▸ **WHAT YOU SHOULD DO**: Copy the records exactly, leaving out every picture.

▸ **Data excerpts**:
= = = =
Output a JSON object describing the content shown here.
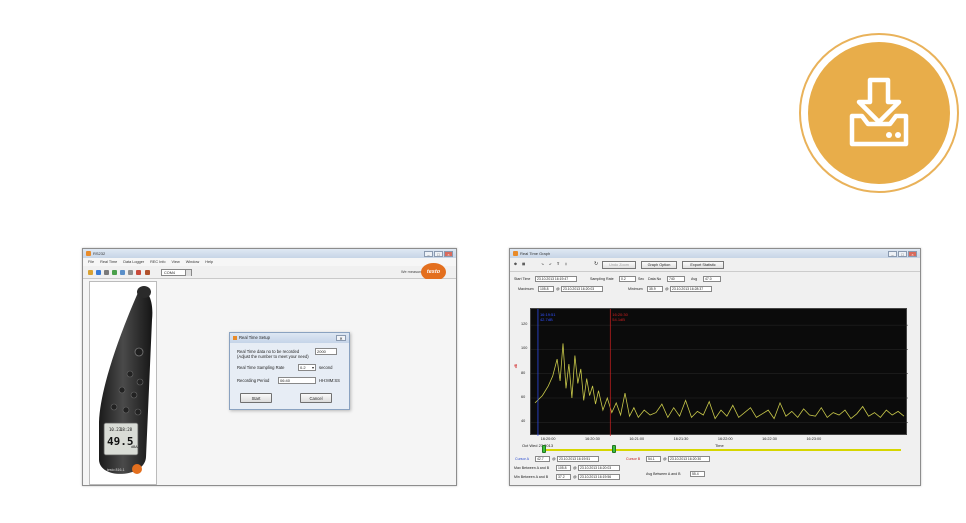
{
  "badge": {
    "icon": "download-icon",
    "color": "#e8ad4a"
  },
  "window1": {
    "title": "RS232",
    "menu": [
      "File",
      "Real Time",
      "Data Logger",
      "REC Info",
      "View",
      "Window",
      "Help"
    ],
    "port": "COM4",
    "tagline": "We measure it.",
    "logo_text": "testo",
    "meter": {
      "reading": "49.5",
      "unit": "dBA",
      "date": "10.23",
      "time": "18:28",
      "model": "testo 816-1"
    },
    "dialog": {
      "title": "Real Time Setup",
      "records_label": "Real Time data no to be recorded",
      "records_hint": "(Adjust the number to meet your need)",
      "records_value": "2000",
      "rate_label": "Real Time Sampling Rate",
      "rate_value": "0.2",
      "rate_unit": "second",
      "period_label": "Recording Period",
      "period_value": "06:40",
      "period_unit": "HH:MM:SS",
      "start": "Start",
      "cancel": "Cancel"
    }
  },
  "window2": {
    "title": "Real Time Graph",
    "buttons": {
      "undo_zoom": "Undo Zoom",
      "graph_option": "Graph Option",
      "export_statistic": "Export Statistic"
    },
    "stats": {
      "start_time_label": "Start Time",
      "start_time": "23.10.2013 16:19:47",
      "sampling_rate_label": "Sampling Rate",
      "sampling_rate": "0.2",
      "sec_label": "Sec",
      "data_no_label": "Data No",
      "data_no": "740",
      "avg_label": "Avg",
      "avg": "47.0",
      "maximum_label": "Maximum",
      "maximum": "105.8",
      "max_time": "23.10.2013 16:20:03",
      "minimum_label": "Minimum",
      "minimum": "35.9",
      "min_time": "23.10.2013 16:28:37"
    },
    "cursor_a_label": "Cursor A",
    "cursor_a_value": "42.7",
    "cursor_a_time": "23.10.2013 16:19:51",
    "cursor_b_label": "Cursor B",
    "cursor_b_value": "54.1",
    "cursor_b_time": "23.10.2013 16:20:30",
    "max_ab_label": "Max Between A and B",
    "max_ab_value": "105.8",
    "max_ab_time": "23.10.2013 16:20:03",
    "min_ab_label": "Min Between A and B",
    "min_ab_value": "37.2",
    "min_ab_time": "23.10.2013 16:19:56",
    "avg_ab_label": "Avg Between A and B",
    "avg_ab_value": "55.4",
    "date_label": "Oct Wed 23 2013",
    "colors": {
      "plot_bg": "#0b0b0b",
      "trace": "#c8c84a",
      "cursor_b": "#d02020",
      "cursor_a": "#3050ff"
    }
  },
  "chart_data": {
    "type": "line",
    "xlabel": "Time",
    "ylabel": "dB",
    "yticks": [
      40,
      60,
      80,
      100,
      120
    ],
    "xticks": [
      "16:20:00",
      "16:20:30",
      "16:21:00",
      "16:21:30",
      "16:22:00",
      "16:22:30",
      "16:23:00"
    ],
    "ylim": [
      32,
      130
    ],
    "xlim_seconds": [
      0,
      250
    ],
    "cursor_a_label": "16:19:51\n42.7dB",
    "cursor_b_label": "16:20:30\n54.1dB",
    "series": [
      {
        "x": [
          0,
          5,
          9,
          12,
          15,
          17,
          19,
          21,
          23,
          25,
          27,
          29,
          31,
          33,
          35,
          37,
          39,
          41,
          43,
          46,
          49,
          52,
          55,
          58,
          61,
          64,
          67,
          70,
          74,
          78,
          82,
          86,
          90,
          94,
          98,
          102,
          106,
          110,
          114,
          118,
          122,
          126,
          130,
          134,
          138,
          142,
          146,
          150,
          154,
          158,
          162,
          166,
          170,
          174,
          178,
          182,
          186,
          190,
          194,
          198,
          202,
          206,
          210,
          214,
          218,
          222,
          226,
          230,
          234,
          238,
          242,
          246,
          250
        ],
        "values": [
          56,
          62,
          70,
          78,
          92,
          74,
          105,
          68,
          88,
          60,
          95,
          72,
          84,
          58,
          76,
          62,
          70,
          55,
          66,
          50,
          60,
          48,
          56,
          46,
          64,
          45,
          52,
          44,
          50,
          46,
          48,
          55,
          44,
          52,
          45,
          58,
          44,
          49,
          46,
          57,
          43,
          50,
          45,
          54,
          44,
          48,
          52,
          44,
          47,
          50,
          43,
          56,
          45,
          49,
          44,
          51,
          46,
          45,
          52,
          44,
          48,
          46,
          50,
          43,
          47,
          53,
          45,
          48,
          44,
          50,
          46,
          49,
          45
        ]
      }
    ]
  }
}
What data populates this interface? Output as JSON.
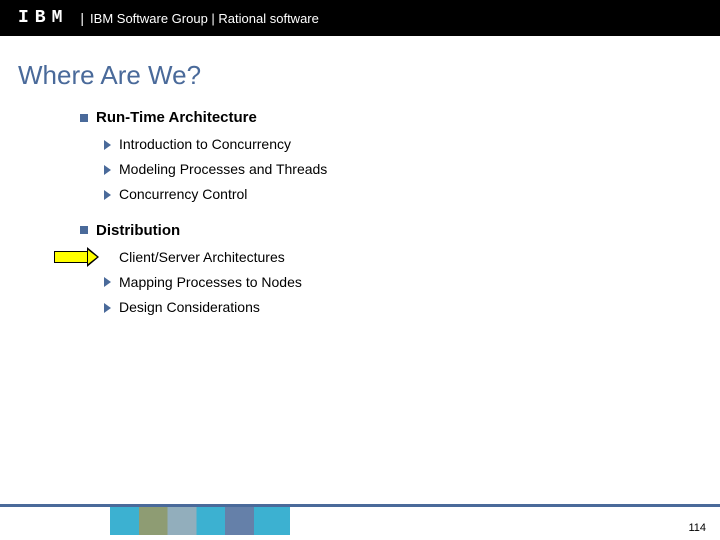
{
  "header": {
    "logo": "IBM",
    "title": "IBM Software Group | Rational software"
  },
  "slide": {
    "title": "Where Are We?"
  },
  "sections": [
    {
      "title": "Run-Time Architecture",
      "items": [
        {
          "text": "Introduction to Concurrency",
          "current": false
        },
        {
          "text": "Modeling Processes and Threads",
          "current": false
        },
        {
          "text": "Concurrency Control",
          "current": false
        }
      ]
    },
    {
      "title": "Distribution",
      "items": [
        {
          "text": "Client/Server Architectures",
          "current": true
        },
        {
          "text": "Mapping Processes to Nodes",
          "current": false
        },
        {
          "text": "Design Considerations",
          "current": false
        }
      ]
    }
  ],
  "footer": {
    "page": "114"
  }
}
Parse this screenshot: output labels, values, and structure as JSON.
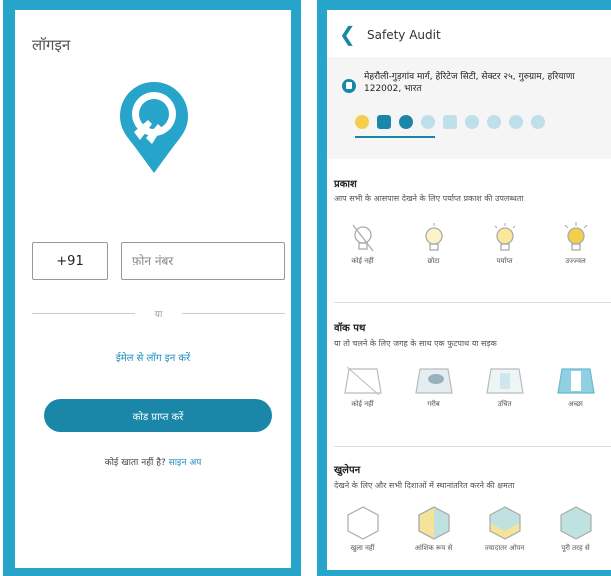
{
  "login": {
    "title": "लॉगइन",
    "country_code": "+91",
    "phone_placeholder": "फ़ोन नंबर",
    "or_text": "या",
    "email_login": "ईमेल से लॉग इन करें",
    "get_code_button": "कोड प्राप्त करें",
    "no_account": "कोई खाता नहीं है?",
    "signup_link": "साइन अप"
  },
  "audit": {
    "title": "Safety Audit",
    "address": "मेहरौली-गुड़गांव मार्ग, हेरिटेज सिटी, सेक्टर २५, गुरुग्राम, हरियाणा 122002, भारत",
    "categories": [
      "lightbulb-icon",
      "road-icon",
      "hexagon-icon",
      "people-icon",
      "bus-icon",
      "guard-icon",
      "crowd-icon",
      "family-icon",
      "face-icon"
    ],
    "sections": [
      {
        "title": "प्रकाश",
        "desc": "आप सभी के आसपास देखने के लिए पर्याप्त प्रकाश की उपलब्धता",
        "options": [
          "कोई नहीं",
          "छोटा",
          "पर्याप्त",
          "उज्ज्वल"
        ]
      },
      {
        "title": "वॉक पथ",
        "desc": "या तो चलने के लिए जगह के साथ एक फुटपाथ या सड़क",
        "options": [
          "कोई नहीं",
          "गरीब",
          "उचित",
          "अच्छा"
        ]
      },
      {
        "title": "खुलेपन",
        "desc": "देखने के लिए और सभी दिशाओं में स्थानांतरित करने की क्षमता",
        "options": [
          "खुला नहीं",
          "आंशिक रूप से",
          "ज्यादातर ओपन",
          "पूरी तरह से"
        ]
      }
    ]
  },
  "colors": {
    "brand": "#26a4c9",
    "button": "#1b87a8",
    "link": "#1b8fbc"
  }
}
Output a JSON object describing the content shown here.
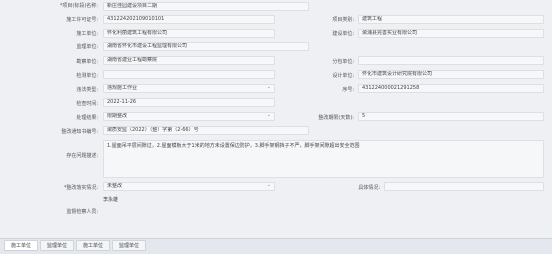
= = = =
▸ **WRITTEN REPLY**:
Output a JSON object describing the content shown here.
{
  "badge": {
    "icon": "download-icon",
    "color": "#e8ad4a"
  },
  "window1": {
    "title": "RS232",
    "menu": [
      "File",
      "Real Time",
      "Data Logger",
      "REC Info",
      "View",
      "Window",
      "Help"
    ],
    "port": "COM4",
    "tagline": "We measure it.",
    "logo_text": "testo",
    "meter": {
      "reading": "49.5",
      "unit": "dBA",
      "date": "10.23",
      "time": "18:28",
      "model": "testo 816-1"
    },
    "dialog": {
      "title": "Real Time Setup",
      "records_label": "Real Time data no to be recorded",
      "records_hint": "(Adjust the number to meet your need)",
      "records_value": "2000",
      "rate_label": "Real Time Sampling Rate",
      "rate_value": "0.2",
      "rate_unit": "second",
      "period_label": "Recording Period",
      "period_value": "06:40",
      "period_unit": "HH:MM:SS",
      "start": "Start",
      "cancel": "Cancel"
    }
  },
  "window2": {
    "title": "Real Time Graph",
    "buttons": {
      "undo_zoom": "Undo Zoom",
      "graph_option": "Graph Option",
      "export_statistic": "Export Statistic"
    },
    "stats": {
      "start_time_label": "Start Time",
      "start_time": "23.10.2013 16:19:47",
      "sampling_rate_label": "Sampling Rate",
      "sampling_rate": "0.2",
      "sec_label": "Sec",
      "data_no_label": "Data No",
      "data_no": "740",
      "avg_label": "Avg",
      "avg": "47.0",
      "maximum_label": "Maximum",
      "maximum": "105.8",
      "max_time": "23.10.2013 16:20:03",
      "minimum_label": "Minimum",
      "minimum": "35.9",
      "min_time": "23.10.2013 16:28:37"
    },
    "cursor_a_label": "Cursor A",
    "cursor_a_value": "42.7",
    "cursor_a_time": "23.10.2013 16:19:51",
    "cursor_b_label": "Cursor B",
    "cursor_b_value": "54.1",
    "cursor_b_time": "23.10.2013 16:20:30",
    "max_ab_label": "Max Between A and B",
    "max_ab_value": "105.8",
    "max_ab_time": "23.10.2013 16:20:03",
    "min_ab_label": "Min Between A and B",
    "min_ab_value": "37.2",
    "min_ab_time": "23.10.2013 16:19:56",
    "avg_ab_label": "Avg Between A and B",
    "avg_ab_value": "55.4",
    "date_label": "Oct Wed 23 2013",
    "colors": {
      "plot_bg": "#0b0b0b",
      "trace": "#c8c84a",
      "cursor_b": "#d02020",
      "cursor_a": "#3050ff"
    }
  },
  "chart_data": {
    "type": "line",
    "xlabel": "Time",
    "ylabel": "dB",
    "yticks": [
      40,
      60,
      80,
      100,
      120
    ],
    "xticks": [
      "16:20:00",
      "16:20:30",
      "16:21:00",
      "16:21:30",
      "16:22:00",
      "16:22:30",
      "16:23:00"
    ],
    "ylim": [
      32,
      130
    ],
    "xlim_seconds": [
      0,
      250
    ],
    "cursor_a_label": "16:19:51\n42.7dB",
    "cursor_b_label": "16:20:30\n54.1dB",
    "series": [
      {
        "x": [
          0,
          5,
          9,
          12,
          15,
          17,
          19,
          21,
          23,
          25,
          27,
          29,
          31,
          33,
          35,
          37,
          39,
          41,
          43,
          46,
          49,
          52,
          55,
          58,
          61,
          64,
          67,
          70,
          74,
          78,
          82,
          86,
          90,
          94,
          98,
          102,
          106,
          110,
          114,
          118,
          122,
          126,
          130,
          134,
          138,
          142,
          146,
          150,
          154,
          158,
          162,
          166,
          170,
          174,
          178,
          182,
          186,
          190,
          194,
          198,
          202,
          206,
          210,
          214,
          218,
          222,
          226,
          230,
          234,
          238,
          242,
          246,
          250
        ],
        "values": [
          56,
          62,
          70,
          78,
          92,
          74,
          105,
          68,
          88,
          60,
          95,
          72,
          84,
          58,
          76,
          62,
          70,
          55,
          66,
          50,
          60,
          48,
          56,
          46,
          64,
          45,
          52,
          44,
          50,
          46,
          48,
          55,
          44,
          52,
          45,
          58,
          44,
          49,
          46,
          57,
          43,
          50,
          45,
          54,
          44,
          48,
          52,
          44,
          47,
          50,
          43,
          56,
          45,
          49,
          44,
          51,
          46,
          45,
          52,
          44,
          48,
          46,
          50,
          43,
          47,
          53,
          45,
          48,
          44,
          50,
          46,
          49,
          45
        ]
      }
    ]
  }
}
What data populates this interface? Output as JSON.
{
  "header": {
    "logo": "IBM",
    "title": "IBM Software Group | Rational software"
  },
  "slide": {
    "title": "Where Are We?"
  },
  "sections": [
    {
      "title": "Run-Time Architecture",
      "items": [
        {
          "text": "Introduction to Concurrency",
          "current": false
        },
        {
          "text": "Modeling Processes and Threads",
          "current": false
        },
        {
          "text": "Concurrency Control",
          "current": false
        }
      ]
    },
    {
      "title": "Distribution",
      "items": [
        {
          "text": "Client/Server Architectures",
          "current": true
        },
        {
          "text": "Mapping Processes to Nodes",
          "current": false
        },
        {
          "text": "Design Considerations",
          "current": false
        }
      ]
    }
  ],
  "footer": {
    "page": "114"
  }
}
Parse this screenshot: output labels, values, and structure as JSON.
{
  "login": {
    "title": "लॉगइन",
    "country_code": "+91",
    "phone_placeholder": "फ़ोन नंबर",
    "or_text": "या",
    "email_login": "ईमेल से लॉग इन करें",
    "get_code_button": "कोड प्राप्त करें",
    "no_account": "कोई खाता नहीं है?",
    "signup_link": "साइन अप"
  },
  "audit": {
    "title": "Safety Audit",
    "address": "मेहरौली-गुड़गांव मार्ग, हेरिटेज सिटी, सेक्टर २५, गुरुग्राम, हरियाणा 122002, भारत",
    "categories": [
      "lightbulb-icon",
      "road-icon",
      "hexagon-icon",
      "people-icon",
      "bus-icon",
      "guard-icon",
      "crowd-icon",
      "family-icon",
      "face-icon"
    ],
    "sections": [
      {
        "title": "प्रकाश",
        "desc": "आप सभी के आसपास देखने के लिए पर्याप्त प्रकाश की उपलब्धता",
        "options": [
          "कोई नहीं",
          "छोटा",
          "पर्याप्त",
          "उज्ज्वल"
        ]
      },
      {
        "title": "वॉक पथ",
        "desc": "या तो चलने के लिए जगह के साथ एक फुटपाथ या सड़क",
        "options": [
          "कोई नहीं",
          "गरीब",
          "उचित",
          "अच्छा"
        ]
      },
      {
        "title": "खुलेपन",
        "desc": "देखने के लिए और सभी दिशाओं में स्थानांतरित करने की क्षमता",
        "options": [
          "खुला नहीं",
          "आंशिक रूप से",
          "ज्यादातर ओपन",
          "पूरी तरह से"
        ]
      }
    ]
  },
  "colors": {
    "brand": "#26a4c9",
    "button": "#1b87a8",
    "link": "#1b8fbc"
  }
}
Output a JSON object describing the content shown here.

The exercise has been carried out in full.